An alternative possibility is that JetBlue is going to propose a program to the FAA in which the successful candidates will not be eligible to fly for anyone else, thus rendering moot the fear that a pilot will jump ship to a better employment opportunity at another airline (i.e., a non-compete clause). That said, I still suspect a contract will be required in case the candidate decides that instead of flying airplanes, he or she would rather pursue a different line of work.

At present, there are plenty of regional airline pilots that JetBlue can choose from, and the pilots at JetBlue recently voted to join ALPA; negotiations for their first collective bargaining unit are under way, and it’s safe to assume that there will be across-the-board improvements, which will further enhance the appeal of the airline as a place to work. This program is clearly—despite the company denials—a strategy for getting ahead of the pilot shortage while controlling the training of future pilots.

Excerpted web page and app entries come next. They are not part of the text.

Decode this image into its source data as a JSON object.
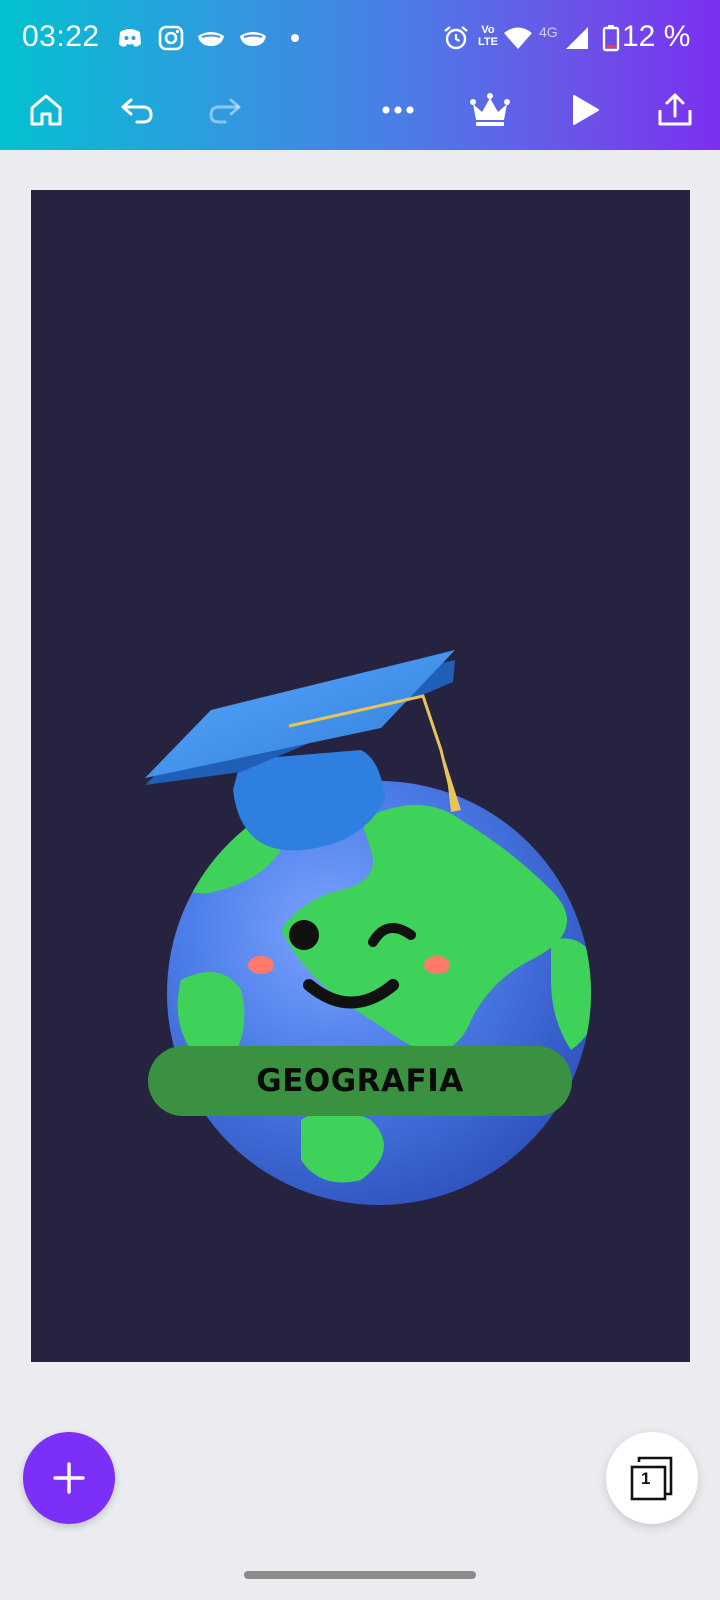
{
  "status_bar": {
    "time": "03:22",
    "notification_icons": [
      "discord-icon",
      "instagram-icon",
      "mask-icon",
      "mask-icon"
    ],
    "network": {
      "volte_top": "Vo",
      "volte_bottom": "LTE",
      "network_type": "4G"
    },
    "battery_text": "12 %"
  },
  "toolbar": {
    "icons": [
      "home-icon",
      "undo-icon",
      "redo-icon",
      "more-icon",
      "crown-icon",
      "play-icon",
      "share-icon"
    ]
  },
  "design": {
    "label": "GEOGRAFIA",
    "background_color": "#262340"
  },
  "bottom": {
    "page_count": "1"
  },
  "colors": {
    "accent": "#7b2ff7",
    "gradient_start": "#03c1d0",
    "gradient_end": "#7b2ff0"
  }
}
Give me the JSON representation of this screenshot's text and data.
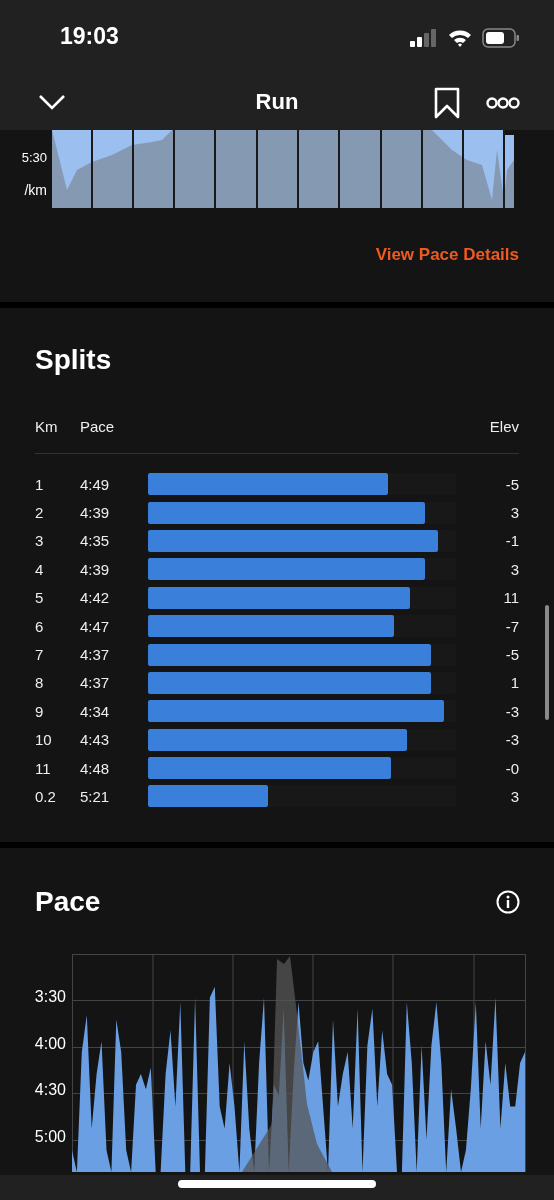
{
  "status_bar": {
    "time": "19:03"
  },
  "nav": {
    "title": "Run"
  },
  "pace_overview": {
    "axis_labels": [
      "5:30",
      "/km"
    ],
    "link": "View Pace Details"
  },
  "splits": {
    "title": "Splits",
    "columns": [
      "Km",
      "Pace",
      "Elev"
    ],
    "rows": [
      {
        "km": "1",
        "pace": "4:49",
        "level": 0.78,
        "elev": "-5"
      },
      {
        "km": "2",
        "pace": "4:39",
        "level": 0.9,
        "elev": "3"
      },
      {
        "km": "3",
        "pace": "4:35",
        "level": 0.94,
        "elev": "-1"
      },
      {
        "km": "4",
        "pace": "4:39",
        "level": 0.9,
        "elev": "3"
      },
      {
        "km": "5",
        "pace": "4:42",
        "level": 0.85,
        "elev": "11"
      },
      {
        "km": "6",
        "pace": "4:47",
        "level": 0.8,
        "elev": "-7"
      },
      {
        "km": "7",
        "pace": "4:37",
        "level": 0.92,
        "elev": "-5"
      },
      {
        "km": "8",
        "pace": "4:37",
        "level": 0.92,
        "elev": "1"
      },
      {
        "km": "9",
        "pace": "4:34",
        "level": 0.96,
        "elev": "-3"
      },
      {
        "km": "10",
        "pace": "4:43",
        "level": 0.84,
        "elev": "-3"
      },
      {
        "km": "11",
        "pace": "4:48",
        "level": 0.79,
        "elev": "-0"
      },
      {
        "km": "0.2",
        "pace": "5:21",
        "level": 0.39,
        "elev": "3"
      }
    ]
  },
  "pace": {
    "title": "Pace",
    "y_labels": [
      "3:30",
      "4:00",
      "4:30",
      "5:00"
    ]
  }
}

But will it work? Will it last? My early guess is that it will have mixed results at best. Training is expensive, and in this case, there will not only have to be training costs covered, but likely some basic living expenses as well. The core business is still to run an airline, and it will take an awful lot of ticket sales to train a pilot.

While candidates will be exposed to a lot of JetBlue Kool Aid, at some point they will begin to learn to decipher the difference between what the company says and reality, and let’s face it: No matter how great any company is, no company is perfect. Further, smart individuals are only going to be willing to sign contracts with certain limits and restrictions on their ability to move on, and there will always be a few who manage to walk away unscathed.

This presents an interesting situation for airlines. From a competitive standpoint, if nobody else follows suit, JetBlue may have to give this up just because of the cost. Shareholders want to see a return on their investment, and they may not like this idea.

Time will tell if this will be a success. If it is, JetBlue management will look like geniuses. If not, it’s an expensive failure to absorb.—Chip Wright